Lattimore's The Peloponnesian War challenges and may well supplant the currently popular translations of Rex Warner and Richard Crawley. The table of contents lists events and chapter numbers in detail, thoughtful and useful summaries introduce the eight books, and superb footnotes and a trenchant glossary accompany the text. Maps (of Greece and Sicily, Greece, Syracuse, Pylos and Sphakteria, Athens and its neighbors) are collected conveniently at the end of the text, following the list of works cited, an index of speeches, and a comprehensive general index. In an excellent, concise introduction, Lattimore describes current controversies in Thucydidean scholarship and assesses the historian's prose style. Although Thucydides' style is 'intense when it succeeds,' he 'occasionally passes beyond concentration into congestion' (p. xviii). Lattimore claims that accuracy is the translator's 'fundamental responsibility' and that whenever ‘the aims of fidelity, clarity and readability come into conflict with one another,' he has opted for 'fidelity' (p. xix). In general, this approach effectively transmits both the spirit and the substance of Thucydides' prose. For example, in 2. 65.7, defending his war strategy, Pericles assures the Athenians that if they should follow his advice, 'they would prevail.' Lattimore's translation keeps 'Athenians' as the subject of the verb and remains consistent with Pericles' war aims, which had more to do with survival through endurance than with active, aggressive action. (Cf. Warner’s over-stated ‘Athens would be victorious' and Crawley's mild but vague 'promised them a favorable result'.) Lattimore's ‘they would prevail' seems to strike the note exactly. --George Cawkwell, New England Classical Journal

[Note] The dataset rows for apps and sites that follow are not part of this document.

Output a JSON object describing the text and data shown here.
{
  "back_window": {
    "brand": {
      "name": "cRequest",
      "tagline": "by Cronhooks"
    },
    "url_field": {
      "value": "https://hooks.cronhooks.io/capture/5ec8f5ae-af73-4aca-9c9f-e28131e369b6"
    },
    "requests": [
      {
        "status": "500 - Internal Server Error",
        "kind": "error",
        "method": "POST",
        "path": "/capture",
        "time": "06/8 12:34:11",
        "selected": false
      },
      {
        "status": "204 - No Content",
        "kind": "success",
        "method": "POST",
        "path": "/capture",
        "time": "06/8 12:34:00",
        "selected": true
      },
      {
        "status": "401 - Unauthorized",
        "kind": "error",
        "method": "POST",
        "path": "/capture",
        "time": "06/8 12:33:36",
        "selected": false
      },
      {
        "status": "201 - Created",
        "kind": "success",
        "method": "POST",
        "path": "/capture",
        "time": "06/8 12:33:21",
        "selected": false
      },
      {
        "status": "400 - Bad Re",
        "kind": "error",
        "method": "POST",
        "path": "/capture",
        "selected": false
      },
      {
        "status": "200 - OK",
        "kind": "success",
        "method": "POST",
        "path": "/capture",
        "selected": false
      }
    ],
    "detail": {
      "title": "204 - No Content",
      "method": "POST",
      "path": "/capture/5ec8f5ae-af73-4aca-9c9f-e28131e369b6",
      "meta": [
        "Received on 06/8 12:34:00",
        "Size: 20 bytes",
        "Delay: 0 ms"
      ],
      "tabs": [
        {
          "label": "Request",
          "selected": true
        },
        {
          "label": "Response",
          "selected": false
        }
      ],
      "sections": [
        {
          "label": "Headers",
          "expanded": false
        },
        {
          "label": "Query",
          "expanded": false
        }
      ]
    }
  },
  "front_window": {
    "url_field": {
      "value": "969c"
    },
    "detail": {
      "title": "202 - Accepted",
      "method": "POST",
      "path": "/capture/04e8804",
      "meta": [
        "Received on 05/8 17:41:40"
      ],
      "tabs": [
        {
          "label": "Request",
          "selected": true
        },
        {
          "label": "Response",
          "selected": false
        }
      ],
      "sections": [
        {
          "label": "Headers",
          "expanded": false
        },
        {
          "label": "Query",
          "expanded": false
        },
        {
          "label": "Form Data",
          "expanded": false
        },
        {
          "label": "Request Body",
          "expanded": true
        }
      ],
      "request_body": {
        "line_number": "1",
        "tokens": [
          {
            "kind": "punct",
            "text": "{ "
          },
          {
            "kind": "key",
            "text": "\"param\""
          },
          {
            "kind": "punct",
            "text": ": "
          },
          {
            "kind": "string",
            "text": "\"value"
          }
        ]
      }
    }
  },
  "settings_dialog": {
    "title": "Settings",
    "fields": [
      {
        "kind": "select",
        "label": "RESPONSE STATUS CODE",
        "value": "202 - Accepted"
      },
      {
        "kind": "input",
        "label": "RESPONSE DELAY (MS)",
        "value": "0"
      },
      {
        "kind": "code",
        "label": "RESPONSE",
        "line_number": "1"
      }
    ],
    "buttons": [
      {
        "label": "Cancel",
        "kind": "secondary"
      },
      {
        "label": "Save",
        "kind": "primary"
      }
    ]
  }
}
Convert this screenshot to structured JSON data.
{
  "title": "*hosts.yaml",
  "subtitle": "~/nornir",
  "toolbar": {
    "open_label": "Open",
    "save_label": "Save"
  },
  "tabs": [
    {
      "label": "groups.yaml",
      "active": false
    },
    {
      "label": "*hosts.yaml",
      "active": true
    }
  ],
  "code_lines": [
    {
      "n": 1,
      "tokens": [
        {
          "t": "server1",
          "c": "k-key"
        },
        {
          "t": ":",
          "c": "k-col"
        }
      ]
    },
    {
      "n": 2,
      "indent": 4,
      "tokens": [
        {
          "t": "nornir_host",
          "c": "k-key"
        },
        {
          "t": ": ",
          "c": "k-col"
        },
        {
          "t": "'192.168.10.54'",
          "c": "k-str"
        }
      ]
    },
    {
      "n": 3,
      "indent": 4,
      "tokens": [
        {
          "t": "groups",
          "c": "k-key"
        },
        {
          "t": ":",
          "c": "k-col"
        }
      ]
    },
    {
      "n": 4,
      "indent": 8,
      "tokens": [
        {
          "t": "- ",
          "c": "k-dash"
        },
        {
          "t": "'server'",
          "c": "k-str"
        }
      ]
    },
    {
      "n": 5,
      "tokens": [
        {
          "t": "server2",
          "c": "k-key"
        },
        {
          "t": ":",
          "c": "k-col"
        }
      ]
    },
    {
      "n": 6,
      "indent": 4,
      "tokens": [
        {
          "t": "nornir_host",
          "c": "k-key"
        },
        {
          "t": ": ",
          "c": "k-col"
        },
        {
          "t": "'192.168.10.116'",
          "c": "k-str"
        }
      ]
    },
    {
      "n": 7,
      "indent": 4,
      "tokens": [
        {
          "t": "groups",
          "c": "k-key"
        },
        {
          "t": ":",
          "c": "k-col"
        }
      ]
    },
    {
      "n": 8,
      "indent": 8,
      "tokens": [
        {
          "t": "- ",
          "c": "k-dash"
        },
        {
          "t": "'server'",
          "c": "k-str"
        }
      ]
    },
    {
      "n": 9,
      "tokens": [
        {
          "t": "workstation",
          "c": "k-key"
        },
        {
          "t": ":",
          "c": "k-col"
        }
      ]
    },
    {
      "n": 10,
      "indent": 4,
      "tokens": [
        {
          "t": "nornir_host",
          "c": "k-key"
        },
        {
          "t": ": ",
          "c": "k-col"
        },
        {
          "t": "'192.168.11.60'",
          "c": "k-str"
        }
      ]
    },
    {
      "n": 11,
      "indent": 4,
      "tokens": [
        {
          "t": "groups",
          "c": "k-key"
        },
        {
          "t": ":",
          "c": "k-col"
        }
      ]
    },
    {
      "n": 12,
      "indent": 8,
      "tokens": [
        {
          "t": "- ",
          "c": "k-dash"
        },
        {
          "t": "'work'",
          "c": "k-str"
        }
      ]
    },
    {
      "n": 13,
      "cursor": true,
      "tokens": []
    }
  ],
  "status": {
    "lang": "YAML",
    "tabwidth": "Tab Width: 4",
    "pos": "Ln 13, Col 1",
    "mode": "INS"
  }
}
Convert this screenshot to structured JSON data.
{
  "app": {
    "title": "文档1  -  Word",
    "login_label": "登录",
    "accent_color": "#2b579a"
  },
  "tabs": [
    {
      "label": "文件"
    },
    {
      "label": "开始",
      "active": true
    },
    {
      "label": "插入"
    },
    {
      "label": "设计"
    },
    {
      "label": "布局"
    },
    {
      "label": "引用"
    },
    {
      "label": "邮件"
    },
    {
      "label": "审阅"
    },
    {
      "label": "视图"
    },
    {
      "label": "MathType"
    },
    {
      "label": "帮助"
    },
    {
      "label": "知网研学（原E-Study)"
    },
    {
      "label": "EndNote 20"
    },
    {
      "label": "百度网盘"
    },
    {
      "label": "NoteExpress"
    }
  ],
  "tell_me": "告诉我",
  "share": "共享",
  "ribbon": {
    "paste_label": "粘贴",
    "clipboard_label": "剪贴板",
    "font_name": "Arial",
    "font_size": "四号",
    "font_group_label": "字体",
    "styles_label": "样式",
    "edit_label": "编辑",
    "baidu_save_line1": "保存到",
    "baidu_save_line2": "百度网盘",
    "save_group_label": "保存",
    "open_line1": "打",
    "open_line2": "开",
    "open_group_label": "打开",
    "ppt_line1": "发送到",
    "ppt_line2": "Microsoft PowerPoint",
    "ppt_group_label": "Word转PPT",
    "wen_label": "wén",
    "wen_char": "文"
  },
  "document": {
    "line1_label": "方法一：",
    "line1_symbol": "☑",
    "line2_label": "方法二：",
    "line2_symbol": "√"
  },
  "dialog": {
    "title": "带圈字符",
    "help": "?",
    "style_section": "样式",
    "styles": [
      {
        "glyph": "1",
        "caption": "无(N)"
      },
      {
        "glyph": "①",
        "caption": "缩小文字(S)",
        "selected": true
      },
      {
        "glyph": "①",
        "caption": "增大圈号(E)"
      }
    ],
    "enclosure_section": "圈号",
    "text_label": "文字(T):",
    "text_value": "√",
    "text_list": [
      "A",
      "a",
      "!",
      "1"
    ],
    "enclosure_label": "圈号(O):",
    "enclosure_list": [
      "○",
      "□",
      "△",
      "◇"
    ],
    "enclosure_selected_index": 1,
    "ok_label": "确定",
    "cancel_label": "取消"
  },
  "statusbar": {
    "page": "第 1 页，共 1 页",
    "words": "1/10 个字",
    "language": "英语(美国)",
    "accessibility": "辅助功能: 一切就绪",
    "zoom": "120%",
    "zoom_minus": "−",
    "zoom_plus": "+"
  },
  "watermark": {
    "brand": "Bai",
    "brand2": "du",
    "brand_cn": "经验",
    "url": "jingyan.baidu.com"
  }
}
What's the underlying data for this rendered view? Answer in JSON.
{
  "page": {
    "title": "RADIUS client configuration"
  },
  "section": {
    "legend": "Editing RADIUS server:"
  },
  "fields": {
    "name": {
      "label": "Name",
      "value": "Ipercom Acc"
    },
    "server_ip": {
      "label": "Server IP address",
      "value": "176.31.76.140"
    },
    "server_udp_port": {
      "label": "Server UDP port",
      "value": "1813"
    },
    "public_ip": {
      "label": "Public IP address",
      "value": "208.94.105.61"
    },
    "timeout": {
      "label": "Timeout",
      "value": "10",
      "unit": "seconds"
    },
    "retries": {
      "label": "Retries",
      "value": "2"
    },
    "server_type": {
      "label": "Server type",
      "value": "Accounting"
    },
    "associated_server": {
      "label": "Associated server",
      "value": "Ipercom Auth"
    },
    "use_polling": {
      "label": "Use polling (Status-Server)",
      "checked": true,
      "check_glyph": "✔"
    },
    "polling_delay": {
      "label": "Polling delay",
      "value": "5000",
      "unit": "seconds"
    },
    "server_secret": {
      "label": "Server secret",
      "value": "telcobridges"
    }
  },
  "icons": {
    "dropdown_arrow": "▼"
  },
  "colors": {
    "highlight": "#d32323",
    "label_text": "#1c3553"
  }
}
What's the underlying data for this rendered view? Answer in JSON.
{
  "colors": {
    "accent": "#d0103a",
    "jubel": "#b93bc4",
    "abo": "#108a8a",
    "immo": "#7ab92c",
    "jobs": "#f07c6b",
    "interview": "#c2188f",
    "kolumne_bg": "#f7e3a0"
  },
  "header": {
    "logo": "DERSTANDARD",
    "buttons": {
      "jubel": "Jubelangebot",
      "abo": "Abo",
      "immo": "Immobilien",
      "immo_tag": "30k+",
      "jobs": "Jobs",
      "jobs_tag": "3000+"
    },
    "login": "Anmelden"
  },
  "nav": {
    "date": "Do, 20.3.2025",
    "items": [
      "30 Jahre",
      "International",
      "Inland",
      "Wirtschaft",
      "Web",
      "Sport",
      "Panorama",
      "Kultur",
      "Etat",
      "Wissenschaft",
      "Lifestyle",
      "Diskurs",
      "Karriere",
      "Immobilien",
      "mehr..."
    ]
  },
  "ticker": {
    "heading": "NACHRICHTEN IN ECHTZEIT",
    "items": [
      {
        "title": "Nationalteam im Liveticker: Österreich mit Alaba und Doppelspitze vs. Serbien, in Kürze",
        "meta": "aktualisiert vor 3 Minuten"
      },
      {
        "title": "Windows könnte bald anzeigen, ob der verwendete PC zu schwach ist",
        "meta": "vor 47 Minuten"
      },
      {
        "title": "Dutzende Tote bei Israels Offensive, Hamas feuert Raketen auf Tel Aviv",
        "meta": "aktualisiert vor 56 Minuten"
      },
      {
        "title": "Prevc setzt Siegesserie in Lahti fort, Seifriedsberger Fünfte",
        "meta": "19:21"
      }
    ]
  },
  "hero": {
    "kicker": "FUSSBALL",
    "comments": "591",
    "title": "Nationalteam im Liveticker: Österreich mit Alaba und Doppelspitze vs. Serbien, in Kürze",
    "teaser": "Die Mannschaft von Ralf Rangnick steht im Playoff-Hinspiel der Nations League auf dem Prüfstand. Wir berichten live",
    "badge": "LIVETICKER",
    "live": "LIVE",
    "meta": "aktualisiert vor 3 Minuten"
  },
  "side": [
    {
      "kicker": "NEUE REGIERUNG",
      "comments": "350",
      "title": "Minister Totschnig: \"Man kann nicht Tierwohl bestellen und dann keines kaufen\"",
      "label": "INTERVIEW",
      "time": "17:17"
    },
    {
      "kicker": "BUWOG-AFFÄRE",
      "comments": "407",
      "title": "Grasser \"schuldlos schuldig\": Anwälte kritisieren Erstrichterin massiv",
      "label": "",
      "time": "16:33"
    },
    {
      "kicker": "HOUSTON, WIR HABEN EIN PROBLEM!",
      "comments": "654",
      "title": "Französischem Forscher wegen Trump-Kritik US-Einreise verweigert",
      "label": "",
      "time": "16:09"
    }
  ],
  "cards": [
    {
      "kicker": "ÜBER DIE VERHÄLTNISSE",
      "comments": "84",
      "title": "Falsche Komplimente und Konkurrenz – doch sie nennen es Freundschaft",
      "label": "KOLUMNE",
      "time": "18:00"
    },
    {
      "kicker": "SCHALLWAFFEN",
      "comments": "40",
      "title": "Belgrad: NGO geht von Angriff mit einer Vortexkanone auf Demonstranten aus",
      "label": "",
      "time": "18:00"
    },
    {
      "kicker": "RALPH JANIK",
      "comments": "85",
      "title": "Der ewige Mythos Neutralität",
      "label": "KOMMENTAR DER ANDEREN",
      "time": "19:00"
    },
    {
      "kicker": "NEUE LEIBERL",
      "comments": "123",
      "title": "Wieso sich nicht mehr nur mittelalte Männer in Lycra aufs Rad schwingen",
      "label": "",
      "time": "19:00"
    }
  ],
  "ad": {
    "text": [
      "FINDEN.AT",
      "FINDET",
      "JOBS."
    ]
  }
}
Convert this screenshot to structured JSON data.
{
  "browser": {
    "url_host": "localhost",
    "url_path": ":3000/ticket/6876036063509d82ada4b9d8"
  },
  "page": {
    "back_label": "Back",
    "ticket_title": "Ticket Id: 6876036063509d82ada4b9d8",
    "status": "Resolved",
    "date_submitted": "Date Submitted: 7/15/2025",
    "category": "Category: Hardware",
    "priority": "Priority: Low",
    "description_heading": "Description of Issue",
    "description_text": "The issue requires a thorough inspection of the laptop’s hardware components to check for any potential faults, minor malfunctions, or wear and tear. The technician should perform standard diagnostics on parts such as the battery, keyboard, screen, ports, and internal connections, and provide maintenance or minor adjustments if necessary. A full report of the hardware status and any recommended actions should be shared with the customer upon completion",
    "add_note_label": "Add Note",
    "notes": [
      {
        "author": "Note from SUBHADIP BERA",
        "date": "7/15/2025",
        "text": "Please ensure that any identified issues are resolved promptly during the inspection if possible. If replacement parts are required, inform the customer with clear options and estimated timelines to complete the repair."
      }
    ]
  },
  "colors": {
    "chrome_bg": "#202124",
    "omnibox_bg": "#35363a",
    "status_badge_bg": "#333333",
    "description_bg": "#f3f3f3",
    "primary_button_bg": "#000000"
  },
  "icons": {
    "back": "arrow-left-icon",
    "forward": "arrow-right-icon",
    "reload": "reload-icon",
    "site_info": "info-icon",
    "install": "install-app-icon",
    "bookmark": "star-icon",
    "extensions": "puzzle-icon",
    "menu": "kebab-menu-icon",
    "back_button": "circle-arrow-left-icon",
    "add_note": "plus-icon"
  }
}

Text: English (translation)
Original Language: Greek
Top customer reviews
"We have a form of government that does not emulate the practices of our neighbors, setting an example rather than imitating others. In name it is called a democracy on account of being administered in the interest not of the few but the many, yet even though there are equal rights for all in private disputes in accordance with the laws, wherever each man has earned recognition he is singled out for public service in accordance with the claims of distinction, not by rotation but by merit, nor when it comes to poverty, if a man has real ability to benefit the city, is he prevented by obscure renown."
Here is the same passage from the Warner (Penguin) translation:
"Let me say that our system of government does not copy the institutions of our neighbors. It is more the case of our being a model to others, than of our imitating anyone else. Our constitution is called a democracy because power is in the hands not of a minority but of the whole people. When it is a question of settling private disputes, everyone is equal before the law; when it is a question of putting one person before another in positions of public responsibility, what counts is not membership of a particular class, but the actual ability which the man possesses. No one, so long as he has it in him to be of service to the state, is kept in political obscurity because of poverty."
I'm not an academic; I am reading for meaning, not for how closely the translation hews to the original Greek. I admire Lattimore's close rendering of Thucydides, but I'm sticking with Warner for the clarity of his expression.